Start of THE RECORDS
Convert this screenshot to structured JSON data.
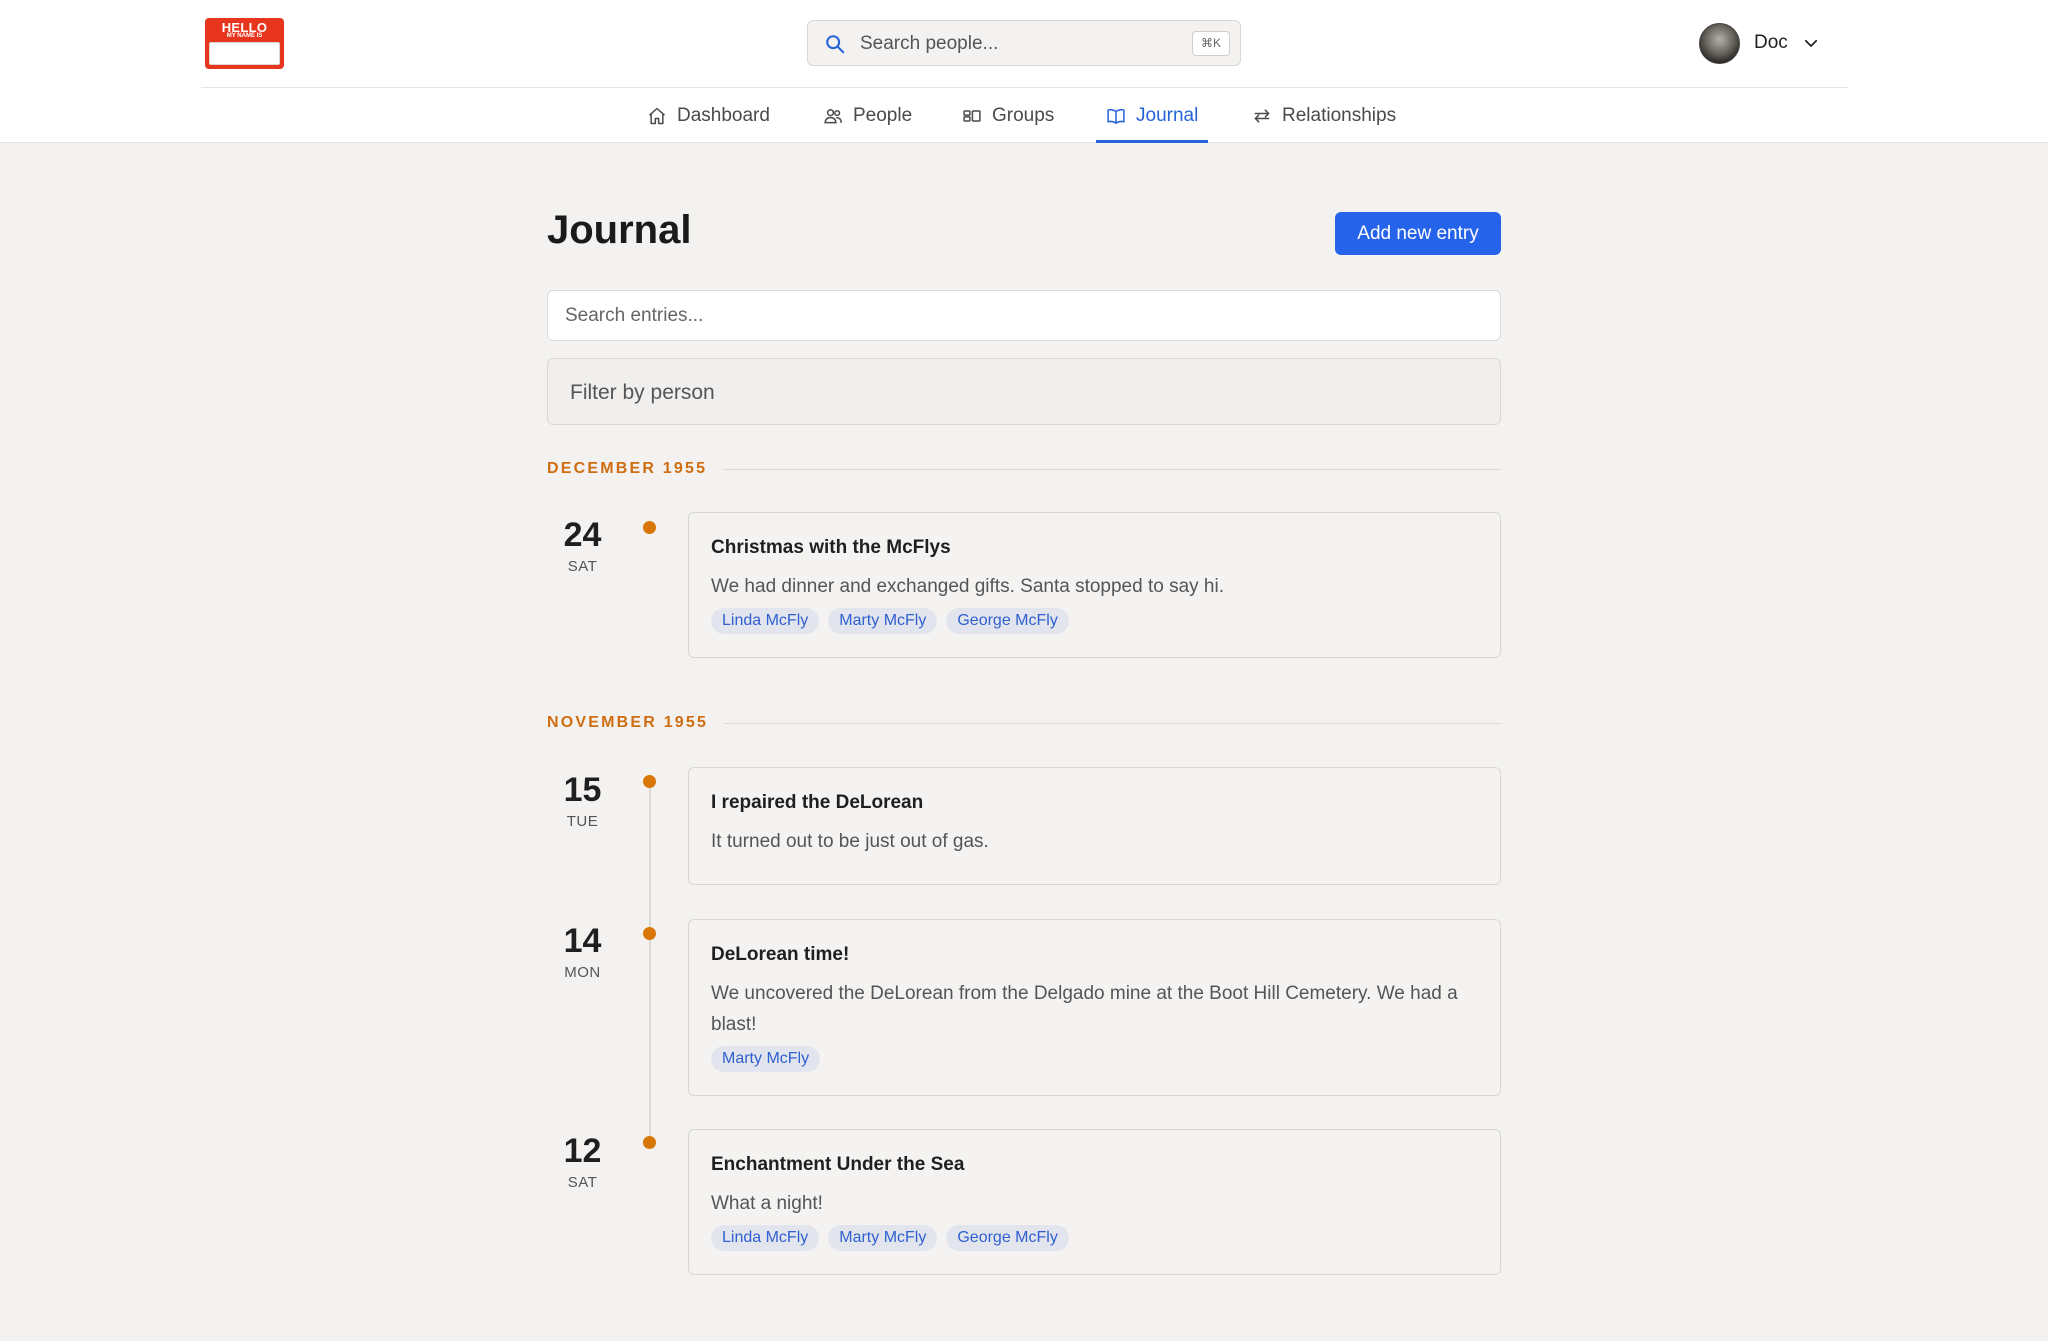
{
  "app": {
    "logo_text_line1": "HELLO",
    "logo_text_line2": "MY NAME IS"
  },
  "header": {
    "search_placeholder": "Search people...",
    "search_shortcut": "⌘K",
    "user_name": "Doc"
  },
  "nav": {
    "items": [
      {
        "label": "Dashboard",
        "icon": "home-icon"
      },
      {
        "label": "People",
        "icon": "users-icon"
      },
      {
        "label": "Groups",
        "icon": "groups-icon"
      },
      {
        "label": "Journal",
        "icon": "book-icon",
        "active": true
      },
      {
        "label": "Relationships",
        "icon": "arrows-swap-icon"
      }
    ]
  },
  "main": {
    "title": "Journal",
    "add_button": "Add new entry",
    "search_placeholder": "Search entries...",
    "filter_placeholder": "Filter by person"
  },
  "colors": {
    "accent": "#2563eb",
    "month_label": "#cf6d10",
    "timeline_dot": "#d97706",
    "tag_bg": "#e2e5ee",
    "tag_text": "#2f5fd0"
  },
  "months": [
    {
      "label": "DECEMBER 1955",
      "entries": [
        {
          "day": "24",
          "weekday": "SAT",
          "title": "Christmas with the McFlys",
          "body": "We had dinner and exchanged gifts. Santa stopped to say hi.",
          "tags": [
            "Linda McFly",
            "Marty McFly",
            "George McFly"
          ]
        }
      ]
    },
    {
      "label": "NOVEMBER 1955",
      "entries": [
        {
          "day": "15",
          "weekday": "TUE",
          "title": "I repaired the DeLorean",
          "body": "It turned out to be just out of gas.",
          "tags": []
        },
        {
          "day": "14",
          "weekday": "MON",
          "title": "DeLorean time!",
          "body": "We uncovered the DeLorean from the Delgado mine at the Boot Hill Cemetery. We had a blast!",
          "tags": [
            "Marty McFly"
          ]
        },
        {
          "day": "12",
          "weekday": "SAT",
          "title": "Enchantment Under the Sea",
          "body": "What a night!",
          "tags": [
            "Linda McFly",
            "Marty McFly",
            "George McFly"
          ]
        }
      ]
    }
  ]
}
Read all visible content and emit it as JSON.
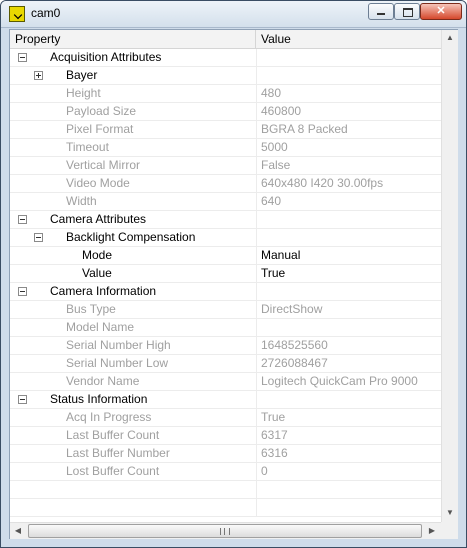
{
  "window": {
    "title": "cam0"
  },
  "grid": {
    "headers": {
      "property": "Property",
      "value": "Value"
    },
    "rows": [
      {
        "level": 0,
        "expander": "minus",
        "label": "Acquisition Attributes",
        "value": "",
        "enabled": true
      },
      {
        "level": 1,
        "expander": "plus",
        "label": "Bayer",
        "value": "",
        "enabled": true
      },
      {
        "level": 1,
        "expander": "",
        "label": "Height",
        "value": "480",
        "enabled": false
      },
      {
        "level": 1,
        "expander": "",
        "label": "Payload Size",
        "value": "460800",
        "enabled": false
      },
      {
        "level": 1,
        "expander": "",
        "label": "Pixel Format",
        "value": "BGRA 8 Packed",
        "enabled": false
      },
      {
        "level": 1,
        "expander": "",
        "label": "Timeout",
        "value": "5000",
        "enabled": false
      },
      {
        "level": 1,
        "expander": "",
        "label": "Vertical Mirror",
        "value": "False",
        "enabled": false
      },
      {
        "level": 1,
        "expander": "",
        "label": "Video Mode",
        "value": "640x480 I420 30.00fps",
        "enabled": false
      },
      {
        "level": 1,
        "expander": "",
        "label": "Width",
        "value": "640",
        "enabled": false
      },
      {
        "level": 0,
        "expander": "minus",
        "label": "Camera Attributes",
        "value": "",
        "enabled": true
      },
      {
        "level": 1,
        "expander": "minus",
        "label": "Backlight Compensation",
        "value": "",
        "enabled": true
      },
      {
        "level": 2,
        "expander": "",
        "label": "Mode",
        "value": "Manual",
        "enabled": true
      },
      {
        "level": 2,
        "expander": "",
        "label": "Value",
        "value": "True",
        "enabled": true
      },
      {
        "level": 0,
        "expander": "minus",
        "label": "Camera Information",
        "value": "",
        "enabled": true
      },
      {
        "level": 1,
        "expander": "",
        "label": "Bus Type",
        "value": "DirectShow",
        "enabled": false
      },
      {
        "level": 1,
        "expander": "",
        "label": "Model Name",
        "value": "",
        "enabled": false
      },
      {
        "level": 1,
        "expander": "",
        "label": "Serial Number High",
        "value": "1648525560",
        "enabled": false
      },
      {
        "level": 1,
        "expander": "",
        "label": "Serial Number Low",
        "value": "2726088467",
        "enabled": false
      },
      {
        "level": 1,
        "expander": "",
        "label": "Vendor Name",
        "value": "Logitech QuickCam Pro 9000",
        "enabled": false
      },
      {
        "level": 0,
        "expander": "minus",
        "label": "Status Information",
        "value": "",
        "enabled": true
      },
      {
        "level": 1,
        "expander": "",
        "label": "Acq In Progress",
        "value": "True",
        "enabled": false
      },
      {
        "level": 1,
        "expander": "",
        "label": "Last Buffer Count",
        "value": "6317",
        "enabled": false
      },
      {
        "level": 1,
        "expander": "",
        "label": "Last Buffer Number",
        "value": "6316",
        "enabled": false
      },
      {
        "level": 1,
        "expander": "",
        "label": "Lost Buffer Count",
        "value": "0",
        "enabled": false
      },
      {
        "level": -1,
        "expander": "",
        "label": "",
        "value": "",
        "enabled": true
      },
      {
        "level": -1,
        "expander": "",
        "label": "",
        "value": "",
        "enabled": true
      }
    ]
  },
  "colors": {
    "enabled_text": "#000000",
    "disabled_text": "#a0a0a0",
    "titlebar": "#d4e0ec",
    "close_button": "#d5482c"
  },
  "icons": {
    "app": "labview-vi-icon",
    "minimize": "minimize-icon",
    "maximize": "maximize-icon",
    "close": "close-icon",
    "expand": "plus-icon",
    "collapse": "minus-icon"
  }
}
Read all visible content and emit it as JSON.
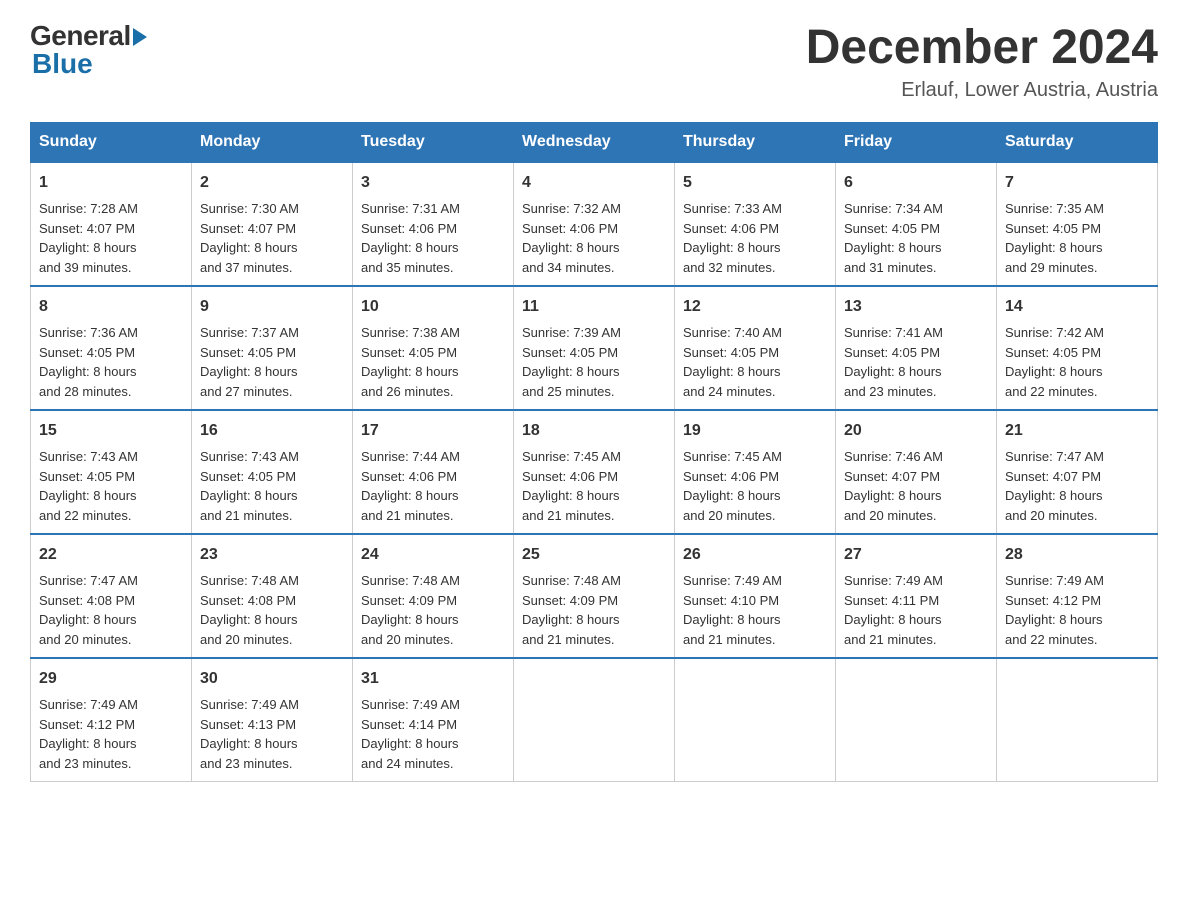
{
  "header": {
    "logo_general": "General",
    "logo_blue": "Blue",
    "month_title": "December 2024",
    "location": "Erlauf, Lower Austria, Austria"
  },
  "days_of_week": [
    "Sunday",
    "Monday",
    "Tuesday",
    "Wednesday",
    "Thursday",
    "Friday",
    "Saturday"
  ],
  "weeks": [
    [
      {
        "day": "1",
        "sunrise": "7:28 AM",
        "sunset": "4:07 PM",
        "daylight": "8 hours and 39 minutes."
      },
      {
        "day": "2",
        "sunrise": "7:30 AM",
        "sunset": "4:07 PM",
        "daylight": "8 hours and 37 minutes."
      },
      {
        "day": "3",
        "sunrise": "7:31 AM",
        "sunset": "4:06 PM",
        "daylight": "8 hours and 35 minutes."
      },
      {
        "day": "4",
        "sunrise": "7:32 AM",
        "sunset": "4:06 PM",
        "daylight": "8 hours and 34 minutes."
      },
      {
        "day": "5",
        "sunrise": "7:33 AM",
        "sunset": "4:06 PM",
        "daylight": "8 hours and 32 minutes."
      },
      {
        "day": "6",
        "sunrise": "7:34 AM",
        "sunset": "4:05 PM",
        "daylight": "8 hours and 31 minutes."
      },
      {
        "day": "7",
        "sunrise": "7:35 AM",
        "sunset": "4:05 PM",
        "daylight": "8 hours and 29 minutes."
      }
    ],
    [
      {
        "day": "8",
        "sunrise": "7:36 AM",
        "sunset": "4:05 PM",
        "daylight": "8 hours and 28 minutes."
      },
      {
        "day": "9",
        "sunrise": "7:37 AM",
        "sunset": "4:05 PM",
        "daylight": "8 hours and 27 minutes."
      },
      {
        "day": "10",
        "sunrise": "7:38 AM",
        "sunset": "4:05 PM",
        "daylight": "8 hours and 26 minutes."
      },
      {
        "day": "11",
        "sunrise": "7:39 AM",
        "sunset": "4:05 PM",
        "daylight": "8 hours and 25 minutes."
      },
      {
        "day": "12",
        "sunrise": "7:40 AM",
        "sunset": "4:05 PM",
        "daylight": "8 hours and 24 minutes."
      },
      {
        "day": "13",
        "sunrise": "7:41 AM",
        "sunset": "4:05 PM",
        "daylight": "8 hours and 23 minutes."
      },
      {
        "day": "14",
        "sunrise": "7:42 AM",
        "sunset": "4:05 PM",
        "daylight": "8 hours and 22 minutes."
      }
    ],
    [
      {
        "day": "15",
        "sunrise": "7:43 AM",
        "sunset": "4:05 PM",
        "daylight": "8 hours and 22 minutes."
      },
      {
        "day": "16",
        "sunrise": "7:43 AM",
        "sunset": "4:05 PM",
        "daylight": "8 hours and 21 minutes."
      },
      {
        "day": "17",
        "sunrise": "7:44 AM",
        "sunset": "4:06 PM",
        "daylight": "8 hours and 21 minutes."
      },
      {
        "day": "18",
        "sunrise": "7:45 AM",
        "sunset": "4:06 PM",
        "daylight": "8 hours and 21 minutes."
      },
      {
        "day": "19",
        "sunrise": "7:45 AM",
        "sunset": "4:06 PM",
        "daylight": "8 hours and 20 minutes."
      },
      {
        "day": "20",
        "sunrise": "7:46 AM",
        "sunset": "4:07 PM",
        "daylight": "8 hours and 20 minutes."
      },
      {
        "day": "21",
        "sunrise": "7:47 AM",
        "sunset": "4:07 PM",
        "daylight": "8 hours and 20 minutes."
      }
    ],
    [
      {
        "day": "22",
        "sunrise": "7:47 AM",
        "sunset": "4:08 PM",
        "daylight": "8 hours and 20 minutes."
      },
      {
        "day": "23",
        "sunrise": "7:48 AM",
        "sunset": "4:08 PM",
        "daylight": "8 hours and 20 minutes."
      },
      {
        "day": "24",
        "sunrise": "7:48 AM",
        "sunset": "4:09 PM",
        "daylight": "8 hours and 20 minutes."
      },
      {
        "day": "25",
        "sunrise": "7:48 AM",
        "sunset": "4:09 PM",
        "daylight": "8 hours and 21 minutes."
      },
      {
        "day": "26",
        "sunrise": "7:49 AM",
        "sunset": "4:10 PM",
        "daylight": "8 hours and 21 minutes."
      },
      {
        "day": "27",
        "sunrise": "7:49 AM",
        "sunset": "4:11 PM",
        "daylight": "8 hours and 21 minutes."
      },
      {
        "day": "28",
        "sunrise": "7:49 AM",
        "sunset": "4:12 PM",
        "daylight": "8 hours and 22 minutes."
      }
    ],
    [
      {
        "day": "29",
        "sunrise": "7:49 AM",
        "sunset": "4:12 PM",
        "daylight": "8 hours and 23 minutes."
      },
      {
        "day": "30",
        "sunrise": "7:49 AM",
        "sunset": "4:13 PM",
        "daylight": "8 hours and 23 minutes."
      },
      {
        "day": "31",
        "sunrise": "7:49 AM",
        "sunset": "4:14 PM",
        "daylight": "8 hours and 24 minutes."
      },
      null,
      null,
      null,
      null
    ]
  ],
  "labels": {
    "sunrise": "Sunrise:",
    "sunset": "Sunset:",
    "daylight": "Daylight:"
  }
}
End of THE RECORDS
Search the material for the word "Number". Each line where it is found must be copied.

#### [ANSWER FOR THIS EXERCISE]
        "label": "Serial Number High",
        "label": "Serial Number Low",
        "label": "Last Buffer Number",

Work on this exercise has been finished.